Entries provided ::

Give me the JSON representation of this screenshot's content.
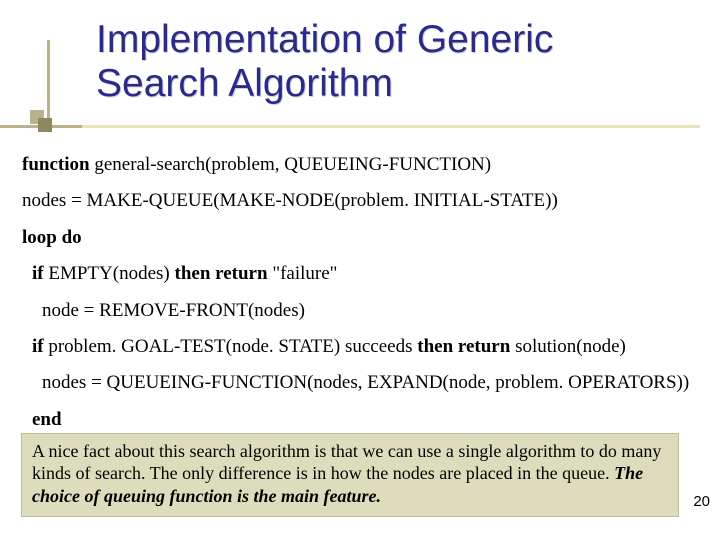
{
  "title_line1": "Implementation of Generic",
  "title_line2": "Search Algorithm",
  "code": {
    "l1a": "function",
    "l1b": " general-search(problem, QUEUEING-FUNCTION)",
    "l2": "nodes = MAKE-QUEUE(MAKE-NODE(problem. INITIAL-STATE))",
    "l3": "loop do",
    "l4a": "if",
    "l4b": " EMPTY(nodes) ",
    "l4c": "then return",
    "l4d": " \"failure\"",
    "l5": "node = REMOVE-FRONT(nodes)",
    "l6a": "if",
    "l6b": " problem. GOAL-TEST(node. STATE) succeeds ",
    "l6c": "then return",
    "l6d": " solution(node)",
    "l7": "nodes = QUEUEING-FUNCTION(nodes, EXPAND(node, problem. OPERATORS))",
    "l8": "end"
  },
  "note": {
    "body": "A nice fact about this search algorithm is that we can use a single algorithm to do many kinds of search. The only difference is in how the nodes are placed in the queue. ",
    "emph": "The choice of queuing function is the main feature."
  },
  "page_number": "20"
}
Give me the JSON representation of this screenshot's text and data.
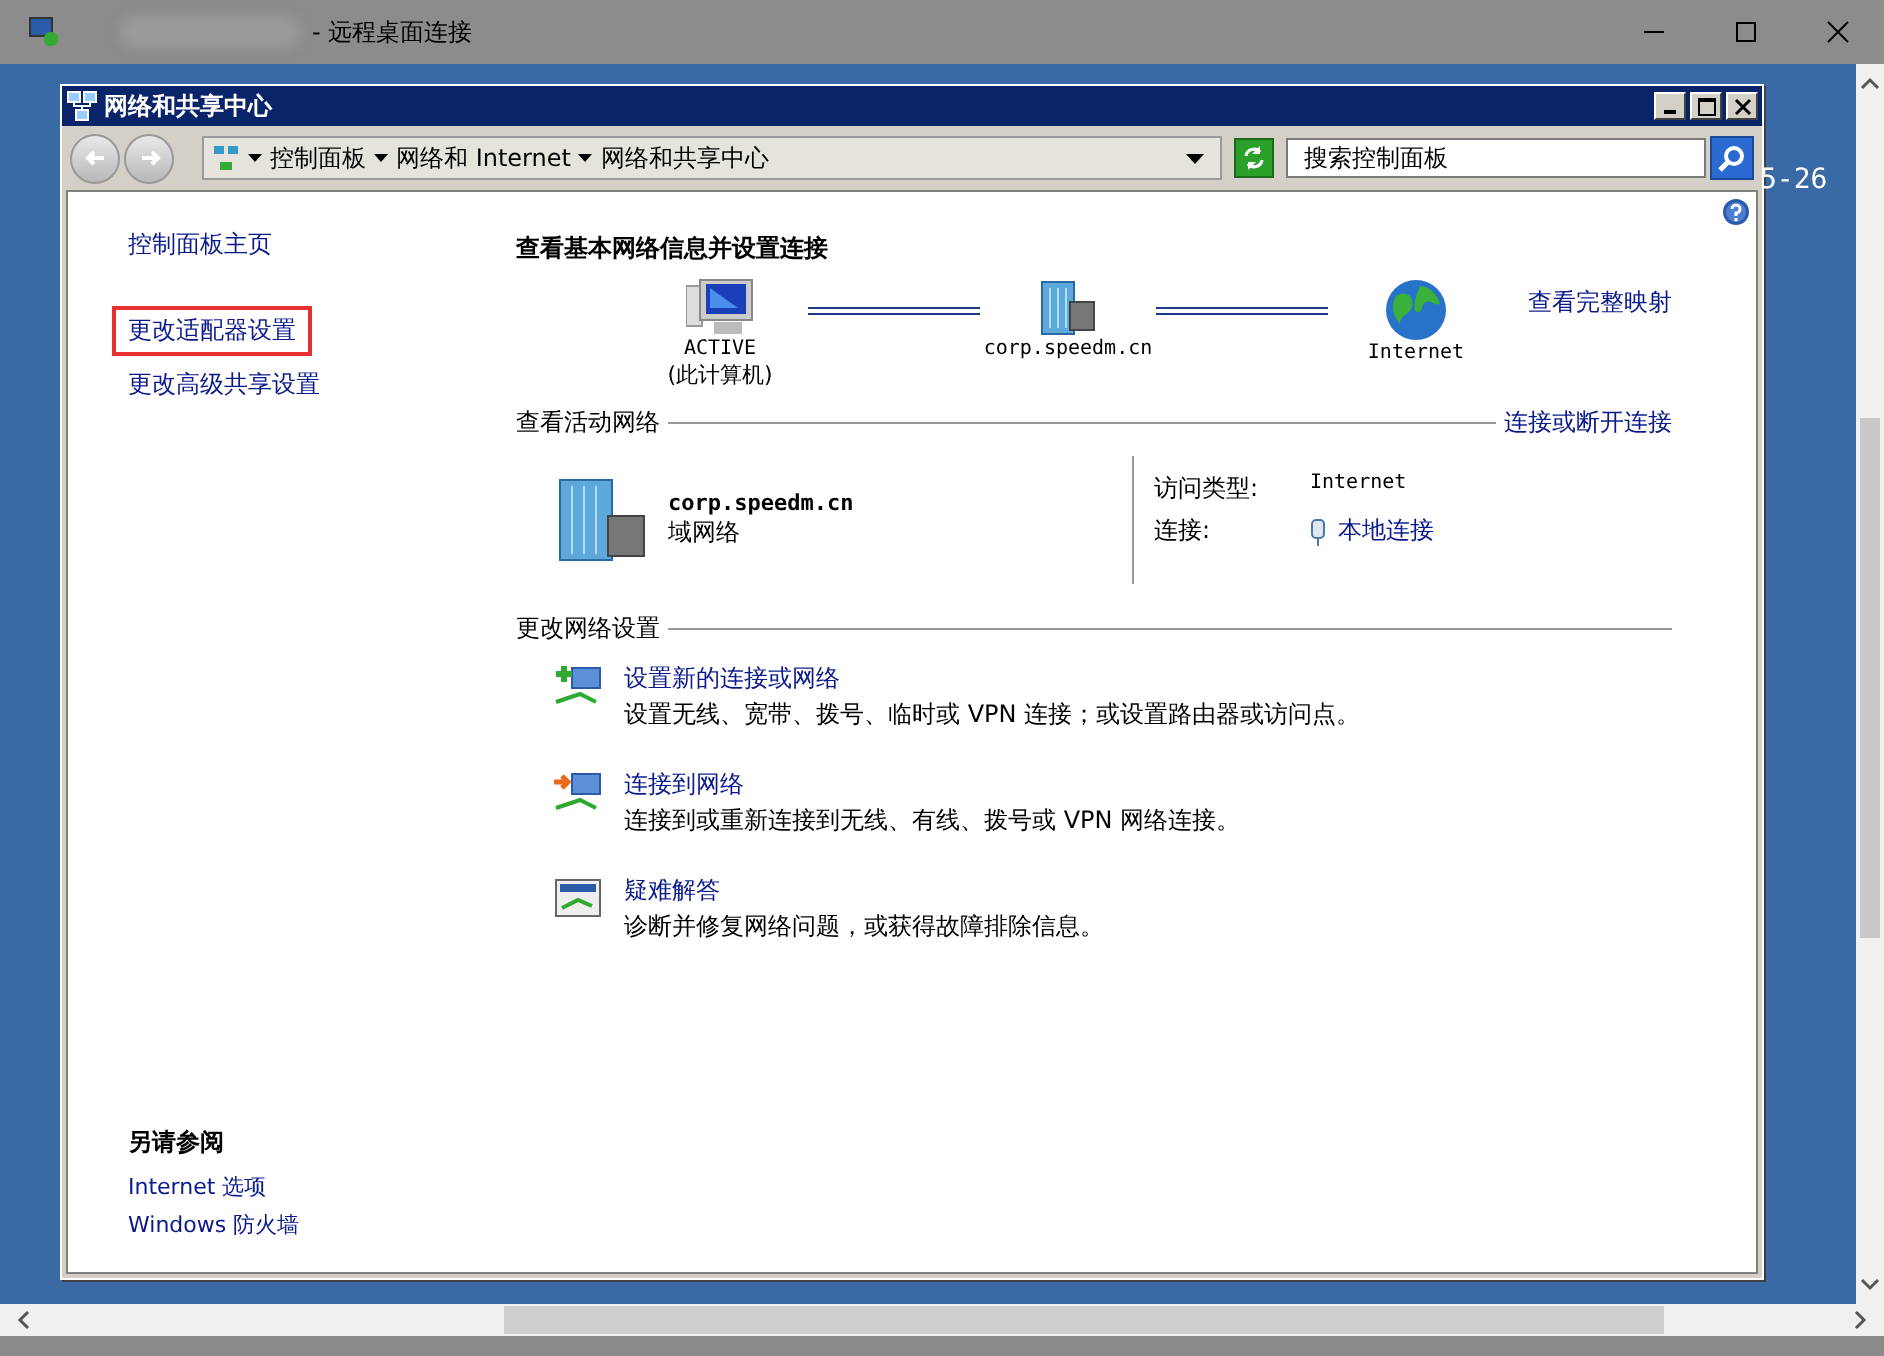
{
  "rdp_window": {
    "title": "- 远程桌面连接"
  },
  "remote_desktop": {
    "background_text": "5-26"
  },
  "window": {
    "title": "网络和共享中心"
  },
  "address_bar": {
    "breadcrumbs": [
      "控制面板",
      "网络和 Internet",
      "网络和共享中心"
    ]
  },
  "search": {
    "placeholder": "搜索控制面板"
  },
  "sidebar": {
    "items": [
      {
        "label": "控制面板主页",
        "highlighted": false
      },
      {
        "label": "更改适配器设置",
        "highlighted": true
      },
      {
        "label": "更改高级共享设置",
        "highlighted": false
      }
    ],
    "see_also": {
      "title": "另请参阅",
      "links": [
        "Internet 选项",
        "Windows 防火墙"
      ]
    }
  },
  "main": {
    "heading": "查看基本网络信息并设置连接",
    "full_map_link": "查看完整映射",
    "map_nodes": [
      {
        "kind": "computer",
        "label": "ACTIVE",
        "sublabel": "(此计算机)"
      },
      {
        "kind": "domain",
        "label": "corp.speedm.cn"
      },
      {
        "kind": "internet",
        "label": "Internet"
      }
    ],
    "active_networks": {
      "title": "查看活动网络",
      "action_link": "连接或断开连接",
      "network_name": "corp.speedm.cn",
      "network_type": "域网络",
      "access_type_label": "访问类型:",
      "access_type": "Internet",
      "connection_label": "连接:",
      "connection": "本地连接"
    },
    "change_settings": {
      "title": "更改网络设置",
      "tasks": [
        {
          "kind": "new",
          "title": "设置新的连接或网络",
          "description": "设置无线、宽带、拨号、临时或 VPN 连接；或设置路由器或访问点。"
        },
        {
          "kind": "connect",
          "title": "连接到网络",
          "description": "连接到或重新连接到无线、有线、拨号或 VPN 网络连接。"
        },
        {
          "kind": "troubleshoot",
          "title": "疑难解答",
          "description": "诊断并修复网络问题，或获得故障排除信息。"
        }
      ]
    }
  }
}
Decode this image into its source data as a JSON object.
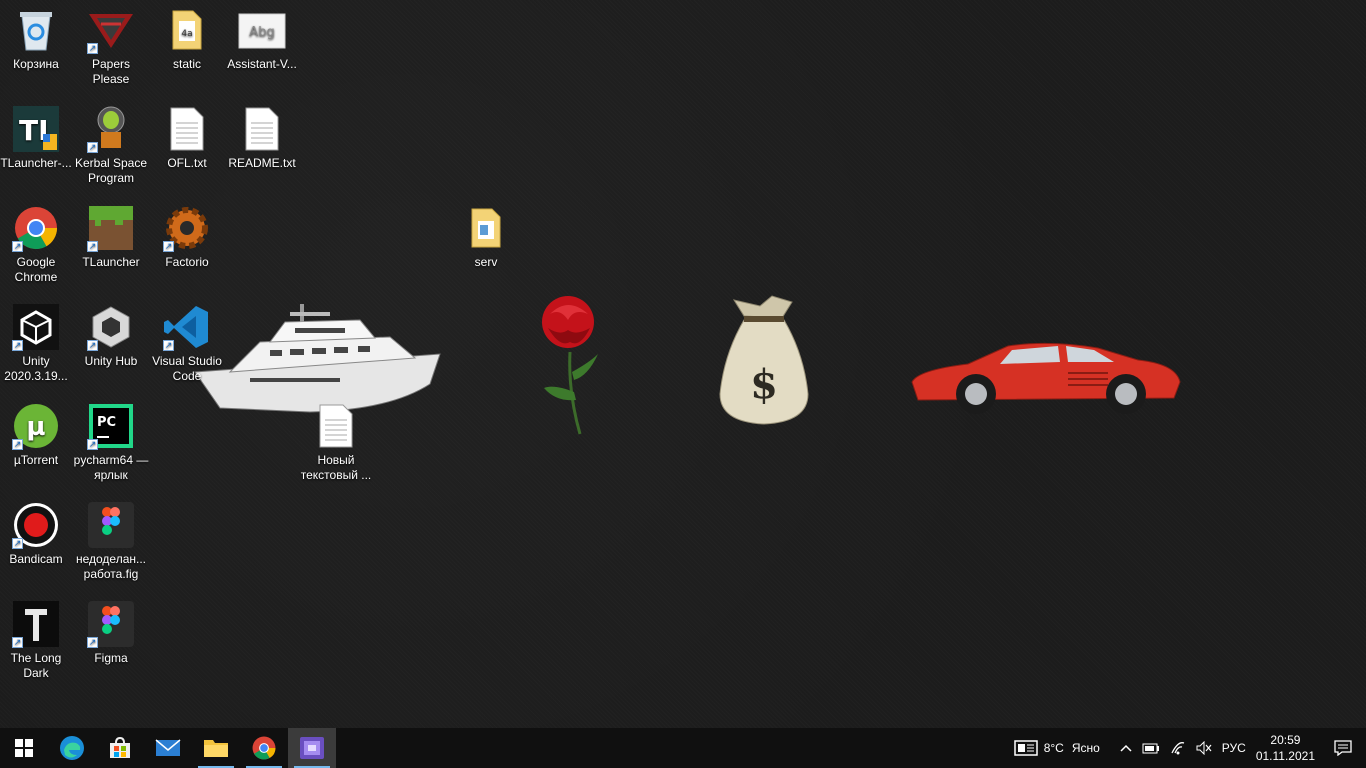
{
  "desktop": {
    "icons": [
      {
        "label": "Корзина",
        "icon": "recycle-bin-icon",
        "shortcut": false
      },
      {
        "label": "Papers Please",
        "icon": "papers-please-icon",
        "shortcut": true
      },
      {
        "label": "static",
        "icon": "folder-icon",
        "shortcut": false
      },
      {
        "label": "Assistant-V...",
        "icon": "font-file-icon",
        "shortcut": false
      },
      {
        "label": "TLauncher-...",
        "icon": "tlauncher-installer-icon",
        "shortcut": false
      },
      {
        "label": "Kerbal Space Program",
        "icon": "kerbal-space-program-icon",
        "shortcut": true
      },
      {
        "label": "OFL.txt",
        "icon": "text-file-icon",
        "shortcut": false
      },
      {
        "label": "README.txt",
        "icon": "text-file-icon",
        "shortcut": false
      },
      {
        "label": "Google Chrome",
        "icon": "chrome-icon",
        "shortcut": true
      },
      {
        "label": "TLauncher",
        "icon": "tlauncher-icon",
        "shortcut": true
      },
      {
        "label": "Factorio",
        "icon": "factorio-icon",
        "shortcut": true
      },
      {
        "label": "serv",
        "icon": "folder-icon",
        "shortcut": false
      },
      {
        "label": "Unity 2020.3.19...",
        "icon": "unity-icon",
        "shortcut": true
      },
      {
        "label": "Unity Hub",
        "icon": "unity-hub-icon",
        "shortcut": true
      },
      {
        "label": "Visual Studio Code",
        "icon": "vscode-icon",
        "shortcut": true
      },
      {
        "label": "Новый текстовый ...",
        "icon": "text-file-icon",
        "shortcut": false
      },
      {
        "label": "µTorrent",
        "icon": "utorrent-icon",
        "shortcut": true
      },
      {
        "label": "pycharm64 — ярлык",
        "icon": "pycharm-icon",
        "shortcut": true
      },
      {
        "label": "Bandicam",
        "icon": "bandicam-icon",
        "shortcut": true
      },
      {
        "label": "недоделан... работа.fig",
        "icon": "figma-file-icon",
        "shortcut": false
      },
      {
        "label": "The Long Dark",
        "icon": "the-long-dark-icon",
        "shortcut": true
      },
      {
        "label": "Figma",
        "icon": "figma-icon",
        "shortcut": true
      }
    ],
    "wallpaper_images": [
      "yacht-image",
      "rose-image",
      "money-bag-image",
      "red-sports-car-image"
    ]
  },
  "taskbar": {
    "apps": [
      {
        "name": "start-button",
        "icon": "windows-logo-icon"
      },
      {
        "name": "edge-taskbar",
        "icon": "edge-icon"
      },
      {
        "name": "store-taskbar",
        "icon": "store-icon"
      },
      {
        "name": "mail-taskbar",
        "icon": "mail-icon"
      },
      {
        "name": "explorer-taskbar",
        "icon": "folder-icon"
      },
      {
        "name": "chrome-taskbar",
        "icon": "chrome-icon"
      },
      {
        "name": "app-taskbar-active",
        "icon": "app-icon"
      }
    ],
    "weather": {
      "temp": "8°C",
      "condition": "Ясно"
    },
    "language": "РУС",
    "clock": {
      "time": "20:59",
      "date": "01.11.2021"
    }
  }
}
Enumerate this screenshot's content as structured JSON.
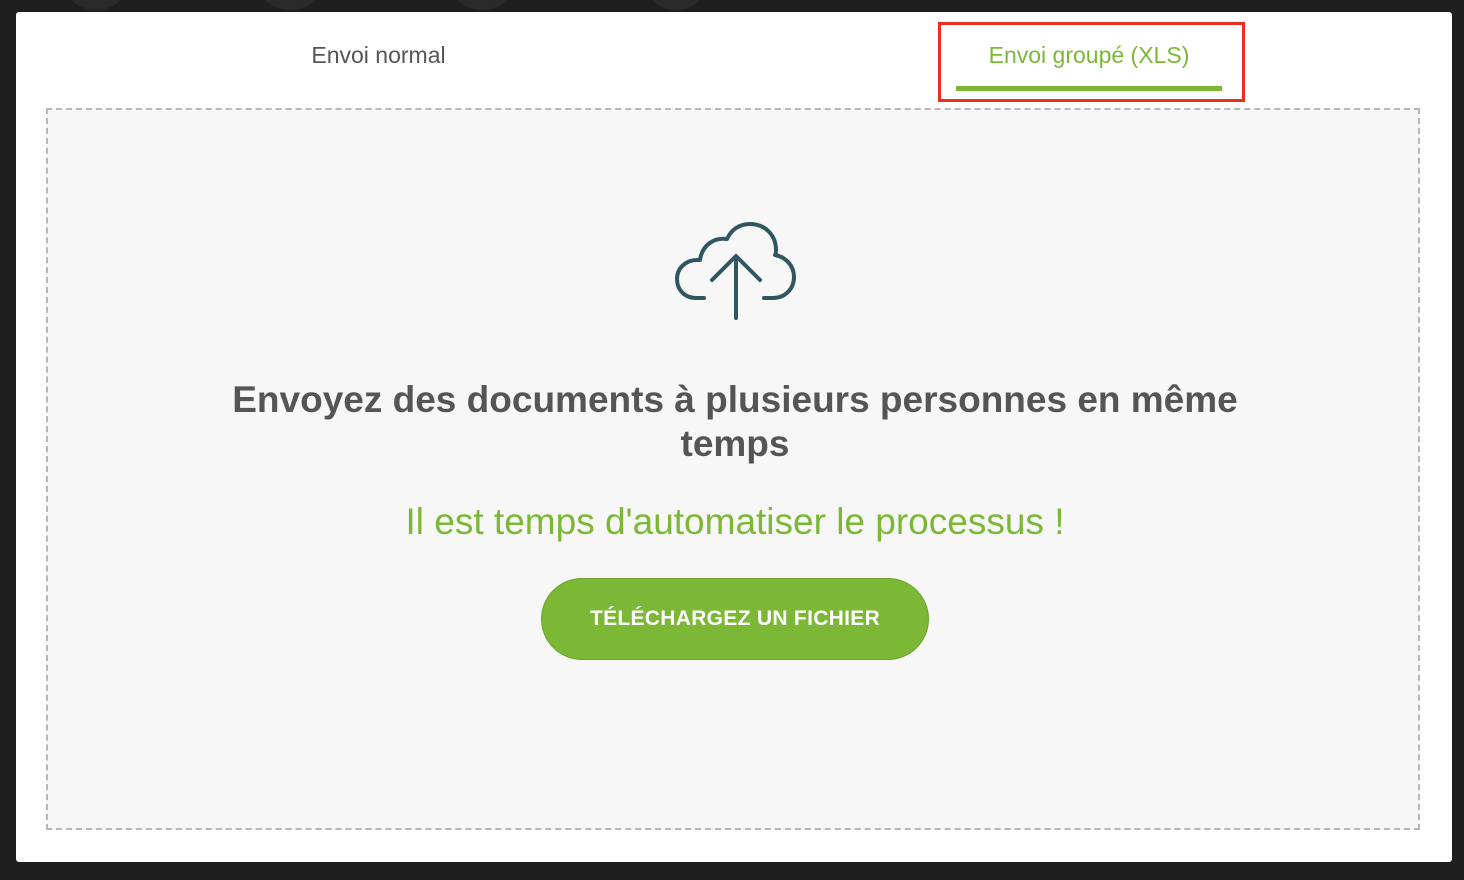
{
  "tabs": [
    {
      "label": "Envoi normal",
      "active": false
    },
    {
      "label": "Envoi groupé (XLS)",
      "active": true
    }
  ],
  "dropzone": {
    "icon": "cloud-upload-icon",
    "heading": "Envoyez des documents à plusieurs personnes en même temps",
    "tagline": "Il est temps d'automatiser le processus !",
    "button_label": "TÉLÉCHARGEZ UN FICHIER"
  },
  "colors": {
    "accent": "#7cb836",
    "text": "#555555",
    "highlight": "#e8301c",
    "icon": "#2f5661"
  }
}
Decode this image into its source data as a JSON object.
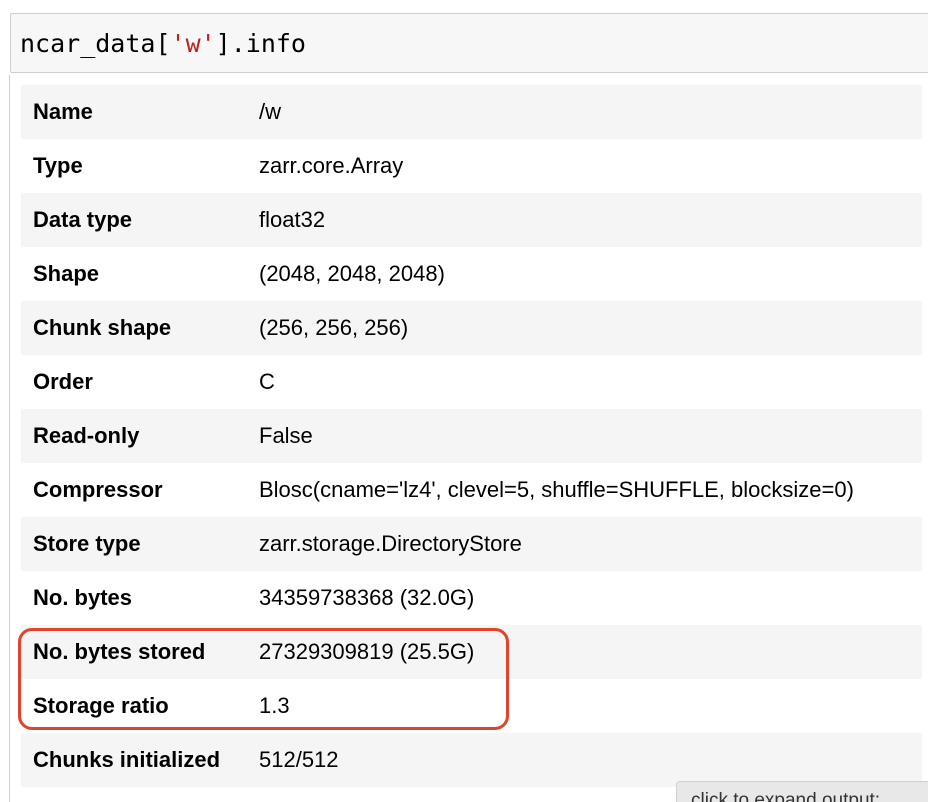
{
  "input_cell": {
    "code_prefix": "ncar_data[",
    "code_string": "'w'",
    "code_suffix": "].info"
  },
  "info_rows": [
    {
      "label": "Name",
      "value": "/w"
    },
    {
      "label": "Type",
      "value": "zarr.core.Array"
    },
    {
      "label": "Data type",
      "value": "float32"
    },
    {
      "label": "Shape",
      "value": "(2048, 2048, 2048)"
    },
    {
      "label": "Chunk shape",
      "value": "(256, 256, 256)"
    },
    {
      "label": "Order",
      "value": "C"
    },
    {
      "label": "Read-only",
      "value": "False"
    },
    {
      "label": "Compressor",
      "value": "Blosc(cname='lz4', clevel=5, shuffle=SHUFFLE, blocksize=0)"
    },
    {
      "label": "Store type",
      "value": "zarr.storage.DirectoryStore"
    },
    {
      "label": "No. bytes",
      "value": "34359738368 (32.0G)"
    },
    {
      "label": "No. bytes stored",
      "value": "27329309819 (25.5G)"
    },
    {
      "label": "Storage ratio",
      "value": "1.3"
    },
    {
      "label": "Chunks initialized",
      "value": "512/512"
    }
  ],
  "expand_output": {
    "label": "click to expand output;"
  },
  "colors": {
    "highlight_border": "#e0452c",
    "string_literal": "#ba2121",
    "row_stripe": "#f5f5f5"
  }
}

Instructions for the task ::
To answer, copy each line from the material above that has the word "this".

Written solution ::
Give me the JSON representation of this screenshot's content.
    "body": "A nice fact about this search algorithm is that we can use a single algorithm to do many kinds of search. The only difference is in how the nodes are placed in the queue. ",
Give me the JSON representation of this screenshot's text and data.
Decode this image into its source data as a JSON object.
Enumerate this screenshot's content as structured JSON.
Decode this image into its source data as a JSON object.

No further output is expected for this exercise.